▶ What to do
Check every line below for the word "this" and copy the ones that have it.

▶ Data

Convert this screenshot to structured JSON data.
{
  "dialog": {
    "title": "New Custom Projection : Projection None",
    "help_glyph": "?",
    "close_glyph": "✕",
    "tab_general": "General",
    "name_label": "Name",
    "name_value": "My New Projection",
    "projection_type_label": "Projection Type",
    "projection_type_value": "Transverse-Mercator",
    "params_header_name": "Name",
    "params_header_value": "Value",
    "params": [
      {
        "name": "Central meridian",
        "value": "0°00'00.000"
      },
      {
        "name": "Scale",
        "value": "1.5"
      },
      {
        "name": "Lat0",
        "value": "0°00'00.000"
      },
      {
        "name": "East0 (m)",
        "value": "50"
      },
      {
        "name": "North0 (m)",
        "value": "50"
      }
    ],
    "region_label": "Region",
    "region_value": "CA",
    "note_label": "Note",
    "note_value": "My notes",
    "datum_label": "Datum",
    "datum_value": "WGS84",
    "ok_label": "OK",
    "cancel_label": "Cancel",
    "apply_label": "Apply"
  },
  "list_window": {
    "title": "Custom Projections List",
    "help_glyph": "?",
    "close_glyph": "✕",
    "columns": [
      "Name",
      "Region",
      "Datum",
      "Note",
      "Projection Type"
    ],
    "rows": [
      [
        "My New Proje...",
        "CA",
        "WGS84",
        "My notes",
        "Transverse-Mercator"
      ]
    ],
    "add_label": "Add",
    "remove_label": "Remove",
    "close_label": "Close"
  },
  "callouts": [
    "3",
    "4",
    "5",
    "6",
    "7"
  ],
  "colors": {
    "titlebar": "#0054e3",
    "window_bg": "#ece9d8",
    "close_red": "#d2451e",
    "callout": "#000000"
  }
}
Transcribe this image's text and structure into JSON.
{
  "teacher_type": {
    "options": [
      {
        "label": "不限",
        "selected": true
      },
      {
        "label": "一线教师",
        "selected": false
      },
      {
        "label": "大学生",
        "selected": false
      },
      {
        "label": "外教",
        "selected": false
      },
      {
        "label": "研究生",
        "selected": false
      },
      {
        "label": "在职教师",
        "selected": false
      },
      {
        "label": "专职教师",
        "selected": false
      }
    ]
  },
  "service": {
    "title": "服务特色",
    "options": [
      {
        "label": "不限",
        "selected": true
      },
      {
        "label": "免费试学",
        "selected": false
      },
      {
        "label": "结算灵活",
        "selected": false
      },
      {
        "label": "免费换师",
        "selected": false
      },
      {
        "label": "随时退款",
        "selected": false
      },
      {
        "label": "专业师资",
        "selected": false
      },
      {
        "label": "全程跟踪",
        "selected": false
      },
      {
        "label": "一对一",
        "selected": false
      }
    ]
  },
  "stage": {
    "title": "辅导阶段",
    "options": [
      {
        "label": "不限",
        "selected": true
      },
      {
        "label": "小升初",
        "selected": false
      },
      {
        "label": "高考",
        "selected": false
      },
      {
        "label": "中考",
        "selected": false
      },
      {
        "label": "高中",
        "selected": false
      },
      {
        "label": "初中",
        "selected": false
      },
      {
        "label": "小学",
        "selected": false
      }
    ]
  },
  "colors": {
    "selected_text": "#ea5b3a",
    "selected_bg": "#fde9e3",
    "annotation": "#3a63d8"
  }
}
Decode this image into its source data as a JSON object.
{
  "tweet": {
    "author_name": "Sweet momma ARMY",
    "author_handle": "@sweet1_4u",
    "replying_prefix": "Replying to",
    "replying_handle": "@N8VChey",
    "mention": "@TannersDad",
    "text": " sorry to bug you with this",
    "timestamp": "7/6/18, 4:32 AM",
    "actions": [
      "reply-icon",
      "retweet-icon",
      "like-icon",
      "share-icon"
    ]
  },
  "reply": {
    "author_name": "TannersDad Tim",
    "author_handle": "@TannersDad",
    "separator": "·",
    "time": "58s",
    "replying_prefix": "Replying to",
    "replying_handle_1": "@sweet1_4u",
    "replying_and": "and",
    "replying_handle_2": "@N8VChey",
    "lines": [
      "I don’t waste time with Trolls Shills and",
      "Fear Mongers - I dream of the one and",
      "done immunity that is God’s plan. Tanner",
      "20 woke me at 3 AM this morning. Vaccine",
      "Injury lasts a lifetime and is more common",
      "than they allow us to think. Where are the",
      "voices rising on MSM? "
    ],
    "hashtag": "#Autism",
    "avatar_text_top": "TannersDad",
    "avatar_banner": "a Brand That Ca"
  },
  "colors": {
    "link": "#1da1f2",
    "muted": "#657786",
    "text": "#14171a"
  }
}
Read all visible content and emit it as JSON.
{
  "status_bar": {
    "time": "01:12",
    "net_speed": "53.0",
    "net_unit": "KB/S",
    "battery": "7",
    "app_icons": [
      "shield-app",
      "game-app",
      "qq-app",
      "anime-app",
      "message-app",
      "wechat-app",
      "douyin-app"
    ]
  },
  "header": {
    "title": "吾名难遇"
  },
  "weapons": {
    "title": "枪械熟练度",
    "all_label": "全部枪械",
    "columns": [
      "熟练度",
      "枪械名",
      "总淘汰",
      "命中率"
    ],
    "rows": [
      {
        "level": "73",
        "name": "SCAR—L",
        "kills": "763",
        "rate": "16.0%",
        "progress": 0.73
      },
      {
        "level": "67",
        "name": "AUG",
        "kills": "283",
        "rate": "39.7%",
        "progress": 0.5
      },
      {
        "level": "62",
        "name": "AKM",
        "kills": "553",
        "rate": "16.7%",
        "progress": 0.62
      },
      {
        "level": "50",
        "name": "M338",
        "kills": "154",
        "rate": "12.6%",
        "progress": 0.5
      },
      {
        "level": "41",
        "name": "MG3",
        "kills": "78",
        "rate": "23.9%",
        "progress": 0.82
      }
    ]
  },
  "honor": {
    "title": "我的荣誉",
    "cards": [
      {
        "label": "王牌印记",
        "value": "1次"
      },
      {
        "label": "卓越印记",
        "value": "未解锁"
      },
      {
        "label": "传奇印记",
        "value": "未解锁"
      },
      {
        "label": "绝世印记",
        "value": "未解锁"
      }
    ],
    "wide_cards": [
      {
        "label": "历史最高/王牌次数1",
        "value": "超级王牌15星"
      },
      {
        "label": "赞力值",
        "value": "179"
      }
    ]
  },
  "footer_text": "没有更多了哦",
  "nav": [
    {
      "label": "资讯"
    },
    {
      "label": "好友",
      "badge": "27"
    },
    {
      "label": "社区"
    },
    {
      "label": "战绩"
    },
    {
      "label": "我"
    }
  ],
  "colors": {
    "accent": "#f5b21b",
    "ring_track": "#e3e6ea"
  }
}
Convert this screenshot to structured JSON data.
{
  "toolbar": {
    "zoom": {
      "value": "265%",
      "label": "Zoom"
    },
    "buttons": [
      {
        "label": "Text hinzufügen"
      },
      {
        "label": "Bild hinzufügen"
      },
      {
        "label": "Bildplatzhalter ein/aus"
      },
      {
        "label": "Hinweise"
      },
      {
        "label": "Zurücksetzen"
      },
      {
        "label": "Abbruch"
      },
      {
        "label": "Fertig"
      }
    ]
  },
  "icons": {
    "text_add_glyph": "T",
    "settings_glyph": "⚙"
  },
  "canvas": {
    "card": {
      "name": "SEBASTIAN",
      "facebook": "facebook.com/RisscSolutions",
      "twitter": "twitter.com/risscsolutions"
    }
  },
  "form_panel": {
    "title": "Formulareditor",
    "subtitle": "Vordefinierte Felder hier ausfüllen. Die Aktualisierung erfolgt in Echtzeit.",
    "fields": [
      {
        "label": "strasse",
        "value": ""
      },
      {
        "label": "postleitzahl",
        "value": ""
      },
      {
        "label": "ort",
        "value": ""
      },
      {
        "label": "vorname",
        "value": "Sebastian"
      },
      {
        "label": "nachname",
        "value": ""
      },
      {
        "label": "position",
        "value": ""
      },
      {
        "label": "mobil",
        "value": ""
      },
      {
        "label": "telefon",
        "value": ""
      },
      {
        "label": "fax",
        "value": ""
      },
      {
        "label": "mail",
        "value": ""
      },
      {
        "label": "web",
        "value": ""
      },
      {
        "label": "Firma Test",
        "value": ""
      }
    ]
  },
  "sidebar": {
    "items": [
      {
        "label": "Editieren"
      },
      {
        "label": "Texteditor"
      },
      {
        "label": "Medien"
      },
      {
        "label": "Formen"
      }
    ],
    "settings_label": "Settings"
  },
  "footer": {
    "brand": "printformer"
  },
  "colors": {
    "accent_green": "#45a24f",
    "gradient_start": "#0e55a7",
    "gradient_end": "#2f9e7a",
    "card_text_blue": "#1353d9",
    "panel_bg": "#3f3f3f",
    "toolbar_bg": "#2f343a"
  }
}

▶ Answer
Convert this screenshot to structured JSON data.
Transcribe this image's text and structure into JSON.
Decode this image into its source data as a JSON object.
    "text": " sorry to bug you with this",
      "20 woke me at 3 AM this morning. Vaccine",
Convert this screenshot to structured JSON data.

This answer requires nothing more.